_Your instructions_. Quote all entries in full, exactly.

_Data shown_.
▬▬▬▬▬▬▬▬▬▬

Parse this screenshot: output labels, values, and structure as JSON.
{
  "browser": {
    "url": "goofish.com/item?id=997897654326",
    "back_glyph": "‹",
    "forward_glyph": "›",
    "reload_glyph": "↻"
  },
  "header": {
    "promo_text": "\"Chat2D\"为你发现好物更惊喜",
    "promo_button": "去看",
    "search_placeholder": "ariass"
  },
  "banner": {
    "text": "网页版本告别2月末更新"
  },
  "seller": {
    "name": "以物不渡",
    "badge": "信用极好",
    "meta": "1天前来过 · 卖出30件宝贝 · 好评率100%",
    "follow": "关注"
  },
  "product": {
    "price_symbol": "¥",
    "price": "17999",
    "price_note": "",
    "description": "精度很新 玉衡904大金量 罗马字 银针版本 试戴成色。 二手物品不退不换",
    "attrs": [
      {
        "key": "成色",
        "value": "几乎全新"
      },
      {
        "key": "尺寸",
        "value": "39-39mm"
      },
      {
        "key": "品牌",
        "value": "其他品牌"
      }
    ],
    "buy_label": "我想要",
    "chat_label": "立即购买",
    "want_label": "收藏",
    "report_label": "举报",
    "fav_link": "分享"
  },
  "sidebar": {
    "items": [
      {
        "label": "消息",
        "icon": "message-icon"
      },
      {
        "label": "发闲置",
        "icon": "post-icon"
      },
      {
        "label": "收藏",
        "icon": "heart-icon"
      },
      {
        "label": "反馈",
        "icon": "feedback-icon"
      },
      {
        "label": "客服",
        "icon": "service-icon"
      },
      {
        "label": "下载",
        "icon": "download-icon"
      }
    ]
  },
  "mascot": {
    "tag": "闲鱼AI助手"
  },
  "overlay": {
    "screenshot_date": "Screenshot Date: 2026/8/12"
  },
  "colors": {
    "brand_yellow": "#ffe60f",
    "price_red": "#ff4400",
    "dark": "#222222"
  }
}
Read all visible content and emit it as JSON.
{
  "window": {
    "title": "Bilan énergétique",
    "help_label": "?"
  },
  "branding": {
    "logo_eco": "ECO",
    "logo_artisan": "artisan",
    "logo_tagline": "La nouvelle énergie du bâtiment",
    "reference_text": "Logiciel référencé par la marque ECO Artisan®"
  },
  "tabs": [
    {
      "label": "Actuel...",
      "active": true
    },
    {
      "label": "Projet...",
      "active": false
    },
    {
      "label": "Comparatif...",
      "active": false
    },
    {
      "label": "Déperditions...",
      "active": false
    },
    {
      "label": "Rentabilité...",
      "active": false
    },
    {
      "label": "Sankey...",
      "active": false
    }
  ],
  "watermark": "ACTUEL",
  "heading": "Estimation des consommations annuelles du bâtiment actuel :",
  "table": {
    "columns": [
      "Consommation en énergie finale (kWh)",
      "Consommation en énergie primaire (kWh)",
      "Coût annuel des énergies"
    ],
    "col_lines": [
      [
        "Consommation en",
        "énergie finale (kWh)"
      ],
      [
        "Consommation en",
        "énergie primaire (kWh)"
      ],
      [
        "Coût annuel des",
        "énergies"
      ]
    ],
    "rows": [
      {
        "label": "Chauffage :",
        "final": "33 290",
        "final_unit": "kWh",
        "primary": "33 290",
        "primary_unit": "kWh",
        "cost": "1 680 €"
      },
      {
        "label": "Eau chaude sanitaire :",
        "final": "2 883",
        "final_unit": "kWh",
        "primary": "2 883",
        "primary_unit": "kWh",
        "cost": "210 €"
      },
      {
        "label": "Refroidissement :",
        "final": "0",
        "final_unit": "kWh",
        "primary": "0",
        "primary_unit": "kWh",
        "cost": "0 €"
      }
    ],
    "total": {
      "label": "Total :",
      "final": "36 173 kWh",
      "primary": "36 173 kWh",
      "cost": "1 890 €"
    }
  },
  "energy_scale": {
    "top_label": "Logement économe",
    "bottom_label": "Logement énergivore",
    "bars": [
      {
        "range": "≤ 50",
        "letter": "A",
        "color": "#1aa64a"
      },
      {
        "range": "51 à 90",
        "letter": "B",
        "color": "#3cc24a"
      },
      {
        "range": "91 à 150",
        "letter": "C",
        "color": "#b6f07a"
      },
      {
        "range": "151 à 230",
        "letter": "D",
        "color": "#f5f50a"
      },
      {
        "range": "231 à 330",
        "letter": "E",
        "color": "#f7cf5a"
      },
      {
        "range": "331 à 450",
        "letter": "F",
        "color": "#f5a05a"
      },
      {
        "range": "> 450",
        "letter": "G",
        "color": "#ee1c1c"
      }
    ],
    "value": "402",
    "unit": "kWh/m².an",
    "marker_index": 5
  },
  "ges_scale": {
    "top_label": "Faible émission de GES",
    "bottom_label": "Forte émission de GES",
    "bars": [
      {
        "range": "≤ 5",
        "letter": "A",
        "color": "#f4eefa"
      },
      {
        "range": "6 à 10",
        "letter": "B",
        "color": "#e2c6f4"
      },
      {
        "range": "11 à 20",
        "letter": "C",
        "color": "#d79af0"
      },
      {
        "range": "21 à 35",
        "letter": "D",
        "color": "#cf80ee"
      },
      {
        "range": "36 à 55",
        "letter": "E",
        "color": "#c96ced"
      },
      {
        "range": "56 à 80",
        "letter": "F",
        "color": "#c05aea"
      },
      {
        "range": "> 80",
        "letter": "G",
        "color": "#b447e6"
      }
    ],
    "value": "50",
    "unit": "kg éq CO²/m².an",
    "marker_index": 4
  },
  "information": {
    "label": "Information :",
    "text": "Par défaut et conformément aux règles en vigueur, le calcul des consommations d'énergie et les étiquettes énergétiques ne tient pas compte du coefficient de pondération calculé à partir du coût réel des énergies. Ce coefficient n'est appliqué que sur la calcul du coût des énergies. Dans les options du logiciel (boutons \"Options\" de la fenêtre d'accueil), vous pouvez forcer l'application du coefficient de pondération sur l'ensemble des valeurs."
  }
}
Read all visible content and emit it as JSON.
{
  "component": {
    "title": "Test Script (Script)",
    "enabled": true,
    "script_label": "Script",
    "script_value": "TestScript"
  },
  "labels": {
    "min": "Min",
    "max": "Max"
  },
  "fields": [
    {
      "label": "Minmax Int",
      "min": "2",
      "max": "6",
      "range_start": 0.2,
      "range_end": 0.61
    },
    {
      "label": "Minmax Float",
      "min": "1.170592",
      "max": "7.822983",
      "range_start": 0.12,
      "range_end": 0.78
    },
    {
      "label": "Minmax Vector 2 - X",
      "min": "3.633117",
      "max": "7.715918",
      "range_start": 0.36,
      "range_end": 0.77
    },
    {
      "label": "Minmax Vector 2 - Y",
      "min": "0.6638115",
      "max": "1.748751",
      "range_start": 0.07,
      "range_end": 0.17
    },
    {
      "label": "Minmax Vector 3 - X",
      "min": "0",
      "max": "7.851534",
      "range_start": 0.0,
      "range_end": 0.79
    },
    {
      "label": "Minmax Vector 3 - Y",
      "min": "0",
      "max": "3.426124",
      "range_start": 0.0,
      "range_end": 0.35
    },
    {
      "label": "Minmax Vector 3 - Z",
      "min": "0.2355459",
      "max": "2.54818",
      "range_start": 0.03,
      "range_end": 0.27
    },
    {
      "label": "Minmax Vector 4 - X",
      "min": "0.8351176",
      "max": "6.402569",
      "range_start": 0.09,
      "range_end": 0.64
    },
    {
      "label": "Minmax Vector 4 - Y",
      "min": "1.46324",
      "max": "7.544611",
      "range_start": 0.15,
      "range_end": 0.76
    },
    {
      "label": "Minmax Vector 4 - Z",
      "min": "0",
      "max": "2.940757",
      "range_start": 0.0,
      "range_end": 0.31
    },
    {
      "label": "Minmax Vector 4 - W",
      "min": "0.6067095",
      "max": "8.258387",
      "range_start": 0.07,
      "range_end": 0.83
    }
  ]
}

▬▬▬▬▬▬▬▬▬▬

_Response_.
Parse this screenshot: output labels, values, and structure as JSON.
{
  "browser": {
    "url": "goofish.com/item?id=997897654326",
    "back_glyph": "‹",
    "forward_glyph": "›",
    "reload_glyph": "↻"
  },
  "header": {
    "promo_text": "\"Chat2D\"为你发现好物更惊喜",
    "promo_button": "去看",
    "search_placeholder": "ariass"
  },
  "banner": {
    "text": "网页版本告别2月末更新"
  },
  "seller": {
    "name": "以物不渡",
    "badge": "信用极好",
    "meta": "1天前来过 · 卖出30件宝贝 · 好评率100%",
    "follow": "关注"
  },
  "product": {
    "price_symbol": "¥",
    "price": "17999",
    "price_note": "",
    "description": "精度很新 玉衡904大金量 罗马字 银针版本 试戴成色。 二手物品不退不换",
    "attrs": [
      {
        "key": "成色",
        "value": "几乎全新"
      },
      {
        "key": "尺寸",
        "value": "39-39mm"
      },
      {
        "key": "品牌",
        "value": "其他品牌"
      }
    ],
    "buy_label": "我想要",
    "chat_label": "立即购买",
    "want_label": "收藏",
    "report_label": "举报",
    "fav_link": "分享"
  },
  "sidebar": {
    "items": [
      {
        "label": "消息",
        "icon": "message-icon"
      },
      {
        "label": "发闲置",
        "icon": "post-icon"
      },
      {
        "label": "收藏",
        "icon": "heart-icon"
      },
      {
        "label": "反馈",
        "icon": "feedback-icon"
      },
      {
        "label": "客服",
        "icon": "service-icon"
      },
      {
        "label": "下载",
        "icon": "download-icon"
      }
    ]
  },
  "mascot": {
    "tag": "闲鱼AI助手"
  },
  "overlay": {
    "screenshot_date": "Screenshot Date: 2026/8/12"
  },
  "colors": {
    "brand_yellow": "#ffe60f",
    "price_red": "#ff4400",
    "dark": "#222222"
  }
}
Read all visible content and emit it as JSON.
{
  "window": {
    "title": "Bilan énergétique",
    "help_label": "?"
  },
  "branding": {
    "logo_eco": "ECO",
    "logo_artisan": "artisan",
    "logo_tagline": "La nouvelle énergie du bâtiment",
    "reference_text": "Logiciel référencé par la marque ECO Artisan®"
  },
  "tabs": [
    {
      "label": "Actuel...",
      "active": true
    },
    {
      "label": "Projet...",
      "active": false
    },
    {
      "label": "Comparatif...",
      "active": false
    },
    {
      "label": "Déperditions...",
      "active": false
    },
    {
      "label": "Rentabilité...",
      "active": false
    },
    {
      "label": "Sankey...",
      "active": false
    }
  ],
  "watermark": "ACTUEL",
  "heading": "Estimation des consommations annuelles du bâtiment actuel :",
  "table": {
    "columns": [
      "Consommation en énergie finale (kWh)",
      "Consommation en énergie primaire (kWh)",
      "Coût annuel des énergies"
    ],
    "col_lines": [
      [
        "Consommation en",
        "énergie finale (kWh)"
      ],
      [
        "Consommation en",
        "énergie primaire (kWh)"
      ],
      [
        "Coût annuel des",
        "énergies"
      ]
    ],
    "rows": [
      {
        "label": "Chauffage :",
        "final": "33 290",
        "final_unit": "kWh",
        "primary": "33 290",
        "primary_unit": "kWh",
        "cost": "1 680 €"
      },
      {
        "label": "Eau chaude sanitaire :",
        "final": "2 883",
        "final_unit": "kWh",
        "primary": "2 883",
        "primary_unit": "kWh",
        "cost": "210 €"
      },
      {
        "label": "Refroidissement :",
        "final": "0",
        "final_unit": "kWh",
        "primary": "0",
        "primary_unit": "kWh",
        "cost": "0 €"
      }
    ],
    "total": {
      "label": "Total :",
      "final": "36 173 kWh",
      "primary": "36 173 kWh",
      "cost": "1 890 €"
    }
  },
  "energy_scale": {
    "top_label": "Logement économe",
    "bottom_label": "Logement énergivore",
    "bars": [
      {
        "range": "≤ 50",
        "letter": "A",
        "color": "#1aa64a"
      },
      {
        "range": "51 à 90",
        "letter": "B",
        "color": "#3cc24a"
      },
      {
        "range": "91 à 150",
        "letter": "C",
        "color": "#b6f07a"
      },
      {
        "range": "151 à 230",
        "letter": "D",
        "color": "#f5f50a"
      },
      {
        "range": "231 à 330",
        "letter": "E",
        "color": "#f7cf5a"
      },
      {
        "range": "331 à 450",
        "letter": "F",
        "color": "#f5a05a"
      },
      {
        "range": "> 450",
        "letter": "G",
        "color": "#ee1c1c"
      }
    ],
    "value": "402",
    "unit": "kWh/m².an",
    "marker_index": 5
  },
  "ges_scale": {
    "top_label": "Faible émission de GES",
    "bottom_label": "Forte émission de GES",
    "bars": [
      {
        "range": "≤ 5",
        "letter": "A",
        "color": "#f4eefa"
      },
      {
        "range": "6 à 10",
        "letter": "B",
        "color": "#e2c6f4"
      },
      {
        "range": "11 à 20",
        "letter": "C",
        "color": "#d79af0"
      },
      {
        "range": "21 à 35",
        "letter": "D",
        "color": "#cf80ee"
      },
      {
        "range": "36 à 55",
        "letter": "E",
        "color": "#c96ced"
      },
      {
        "range": "56 à 80",
        "letter": "F",
        "color": "#c05aea"
      },
      {
        "range": "> 80",
        "letter": "G",
        "color": "#b447e6"
      }
    ],
    "value": "50",
    "unit": "kg éq CO²/m².an",
    "marker_index": 4
  },
  "information": {
    "label": "Information :",
    "text": "Par défaut et conformément aux règles en vigueur, le calcul des consommations d'énergie et les étiquettes énergétiques ne tient pas compte du coefficient de pondération calculé à partir du coût réel des énergies. Ce coefficient n'est appliqué que sur la calcul du coût des énergies. Dans les options du logiciel (boutons \"Options\" de la fenêtre d'accueil), vous pouvez forcer l'application du coefficient de pondération sur l'ensemble des valeurs."
  }
}
Read all visible content and emit it as JSON.
{
  "component": {
    "title": "Test Script (Script)",
    "enabled": true,
    "script_label": "Script",
    "script_value": "TestScript"
  },
  "labels": {
    "min": "Min",
    "max": "Max"
  },
  "fields": [
    {
      "label": "Minmax Int",
      "min": "2",
      "max": "6",
      "range_start": 0.2,
      "range_end": 0.61
    },
    {
      "label": "Minmax Float",
      "min": "1.170592",
      "max": "7.822983",
      "range_start": 0.12,
      "range_end": 0.78
    },
    {
      "label": "Minmax Vector 2 - X",
      "min": "3.633117",
      "max": "7.715918",
      "range_start": 0.36,
      "range_end": 0.77
    },
    {
      "label": "Minmax Vector 2 - Y",
      "min": "0.6638115",
      "max": "1.748751",
      "range_start": 0.07,
      "range_end": 0.17
    },
    {
      "label": "Minmax Vector 3 - X",
      "min": "0",
      "max": "7.851534",
      "range_start": 0.0,
      "range_end": 0.79
    },
    {
      "label": "Minmax Vector 3 - Y",
      "min": "0",
      "max": "3.426124",
      "range_start": 0.0,
      "range_end": 0.35
    },
    {
      "label": "Minmax Vector 3 - Z",
      "min": "0.2355459",
      "max": "2.54818",
      "range_start": 0.03,
      "range_end": 0.27
    },
    {
      "label": "Minmax Vector 4 - X",
      "min": "0.8351176",
      "max": "6.402569",
      "range_start": 0.09,
      "range_end": 0.64
    },
    {
      "label": "Minmax Vector 4 - Y",
      "min": "1.46324",
      "max": "7.544611",
      "range_start": 0.15,
      "range_end": 0.76
    },
    {
      "label": "Minmax Vector 4 - Z",
      "min": "0",
      "max": "2.940757",
      "range_start": 0.0,
      "range_end": 0.31
    },
    {
      "label": "Minmax Vector 4 - W",
      "min": "0.6067095",
      "max": "8.258387",
      "range_start": 0.07,
      "range_end": 0.83
    }
  ]
}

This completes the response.